“It makes me feel grateful to live in a place where so many people truly care to help others succeed,” she said.
Maya said she’s thankful she wasn’t made to feel ashamed of her culture or pushed to forget it. Sharing her traditions with others builds deeper understanding.
“They can get to know us in a different light than, oh, we’re just poor refugees,” she said. “They get to know us as more than that.”
Maya is a dancer with Mladi Behar, which will lead a dance workshop during the World Refugee Day block party at the Idaho Capital Asian Market, starting at 2 p.m. Saturday, June 26. Click below to see the full schedule of events.
Details are available in multiple languages below. Please pass along to your friends and family who might find this helpful!
No appointment is needed, but you can save time by preregistering online. Click here to sign up.
Thank you to Saint Alphonsus and Blue Cross of Idaho Foundation for Health for partnering with us to help keep the community connected and safe.
To learn more about the safety of COVID-19 vaccines, please click here.
Community members gathered at Twin Falls City Park on Friday, June 18, to celebrate the local refugee community and connect with new people. Nine countries were represented through food, music, dance and poetry.
“We love for people to try our traditional foods,” Noor Zohiry, who served food at the Iraq tent with her husband, told the Times-News. (Check out that great feature and pictures here.)
Hundreds of people gathered for the event, which was spread out throughout the park and hosted by the College of Southern Idaho Refugee Programs.
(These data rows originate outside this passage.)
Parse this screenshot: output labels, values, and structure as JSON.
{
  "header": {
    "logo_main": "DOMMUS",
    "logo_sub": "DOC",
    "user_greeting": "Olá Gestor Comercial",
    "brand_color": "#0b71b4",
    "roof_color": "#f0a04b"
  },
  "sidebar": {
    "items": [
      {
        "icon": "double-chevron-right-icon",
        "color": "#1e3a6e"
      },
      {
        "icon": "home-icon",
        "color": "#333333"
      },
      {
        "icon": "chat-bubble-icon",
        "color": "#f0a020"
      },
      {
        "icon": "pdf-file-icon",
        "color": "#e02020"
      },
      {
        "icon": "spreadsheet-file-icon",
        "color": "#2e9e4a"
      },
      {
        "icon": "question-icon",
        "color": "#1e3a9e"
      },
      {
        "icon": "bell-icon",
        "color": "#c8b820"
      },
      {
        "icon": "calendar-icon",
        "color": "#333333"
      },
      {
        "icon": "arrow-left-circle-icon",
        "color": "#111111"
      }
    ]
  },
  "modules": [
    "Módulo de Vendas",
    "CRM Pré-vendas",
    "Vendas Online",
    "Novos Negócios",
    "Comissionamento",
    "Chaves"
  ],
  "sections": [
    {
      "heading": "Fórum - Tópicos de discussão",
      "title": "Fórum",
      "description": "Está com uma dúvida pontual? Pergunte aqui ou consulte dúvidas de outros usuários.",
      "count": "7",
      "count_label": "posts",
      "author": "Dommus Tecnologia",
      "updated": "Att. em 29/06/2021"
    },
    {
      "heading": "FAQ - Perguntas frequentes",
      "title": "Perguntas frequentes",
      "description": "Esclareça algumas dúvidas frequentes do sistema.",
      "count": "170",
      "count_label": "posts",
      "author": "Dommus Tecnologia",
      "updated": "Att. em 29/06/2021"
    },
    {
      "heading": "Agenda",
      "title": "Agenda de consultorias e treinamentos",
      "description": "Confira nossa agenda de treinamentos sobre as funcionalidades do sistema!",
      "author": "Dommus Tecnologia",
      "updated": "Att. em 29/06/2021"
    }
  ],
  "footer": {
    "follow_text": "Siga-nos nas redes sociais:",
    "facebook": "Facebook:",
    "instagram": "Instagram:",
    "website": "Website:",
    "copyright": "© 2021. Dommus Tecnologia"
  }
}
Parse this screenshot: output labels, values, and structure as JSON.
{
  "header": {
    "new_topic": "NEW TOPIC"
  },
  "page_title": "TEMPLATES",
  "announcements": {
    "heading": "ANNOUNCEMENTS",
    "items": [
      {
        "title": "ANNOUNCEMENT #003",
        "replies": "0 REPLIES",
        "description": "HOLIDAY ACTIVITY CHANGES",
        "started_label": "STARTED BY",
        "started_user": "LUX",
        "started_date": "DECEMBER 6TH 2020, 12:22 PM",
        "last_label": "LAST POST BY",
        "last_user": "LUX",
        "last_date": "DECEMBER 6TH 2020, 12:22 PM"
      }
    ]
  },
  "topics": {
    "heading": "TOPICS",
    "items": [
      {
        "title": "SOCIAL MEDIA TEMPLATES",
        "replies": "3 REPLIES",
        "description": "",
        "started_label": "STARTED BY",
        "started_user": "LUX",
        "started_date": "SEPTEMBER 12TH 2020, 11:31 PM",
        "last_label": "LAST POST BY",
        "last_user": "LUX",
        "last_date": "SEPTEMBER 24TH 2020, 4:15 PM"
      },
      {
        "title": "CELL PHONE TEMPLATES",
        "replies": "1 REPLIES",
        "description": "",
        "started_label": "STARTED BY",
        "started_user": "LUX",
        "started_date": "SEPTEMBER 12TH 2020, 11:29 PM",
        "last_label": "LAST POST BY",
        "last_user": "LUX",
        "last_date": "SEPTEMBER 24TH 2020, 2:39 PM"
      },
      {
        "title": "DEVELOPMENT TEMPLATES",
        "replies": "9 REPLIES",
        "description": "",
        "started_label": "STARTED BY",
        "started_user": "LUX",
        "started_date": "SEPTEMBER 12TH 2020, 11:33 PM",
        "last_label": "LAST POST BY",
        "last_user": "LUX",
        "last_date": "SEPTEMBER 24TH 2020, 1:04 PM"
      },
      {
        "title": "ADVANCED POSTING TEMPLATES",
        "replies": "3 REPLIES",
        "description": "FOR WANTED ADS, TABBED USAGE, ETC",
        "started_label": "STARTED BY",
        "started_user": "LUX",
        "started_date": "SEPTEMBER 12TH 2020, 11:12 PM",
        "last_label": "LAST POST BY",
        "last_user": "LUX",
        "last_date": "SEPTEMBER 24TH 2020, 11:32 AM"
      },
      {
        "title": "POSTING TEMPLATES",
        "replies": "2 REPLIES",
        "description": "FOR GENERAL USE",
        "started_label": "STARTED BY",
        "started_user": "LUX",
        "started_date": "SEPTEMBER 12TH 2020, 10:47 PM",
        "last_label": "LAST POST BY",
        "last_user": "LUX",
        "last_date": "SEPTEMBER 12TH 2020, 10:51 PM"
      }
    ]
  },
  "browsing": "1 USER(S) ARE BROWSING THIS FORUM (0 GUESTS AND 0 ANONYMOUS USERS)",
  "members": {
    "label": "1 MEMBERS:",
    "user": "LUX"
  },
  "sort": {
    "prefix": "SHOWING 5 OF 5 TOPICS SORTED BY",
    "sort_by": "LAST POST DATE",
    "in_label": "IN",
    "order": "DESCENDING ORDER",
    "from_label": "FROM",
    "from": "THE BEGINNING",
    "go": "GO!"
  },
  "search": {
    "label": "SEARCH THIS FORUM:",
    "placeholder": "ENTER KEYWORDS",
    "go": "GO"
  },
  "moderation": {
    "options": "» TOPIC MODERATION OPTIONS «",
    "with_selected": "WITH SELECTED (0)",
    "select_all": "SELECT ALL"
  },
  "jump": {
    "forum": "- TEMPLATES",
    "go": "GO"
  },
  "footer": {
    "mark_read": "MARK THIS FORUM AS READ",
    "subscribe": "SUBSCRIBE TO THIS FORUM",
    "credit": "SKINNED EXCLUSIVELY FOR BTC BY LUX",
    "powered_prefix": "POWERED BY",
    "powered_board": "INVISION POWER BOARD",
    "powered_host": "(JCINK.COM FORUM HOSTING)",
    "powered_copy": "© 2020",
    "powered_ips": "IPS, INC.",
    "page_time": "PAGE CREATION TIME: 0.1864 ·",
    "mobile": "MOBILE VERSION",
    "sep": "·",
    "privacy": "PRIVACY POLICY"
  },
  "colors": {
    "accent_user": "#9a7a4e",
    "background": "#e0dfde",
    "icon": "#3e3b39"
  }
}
Kids played water games and got their faces painted with colorful designs, while adults chatted over dinner.
“I think it’s the most special event our community has each year,” attendee Kasi Allen told the Times-News.
It was great to be together again, especially after last year's event was all online to prevent the spread of COVID-19.
Boise's World Refugee Day block parties are coming up this Saturday, June 26. Learn more here.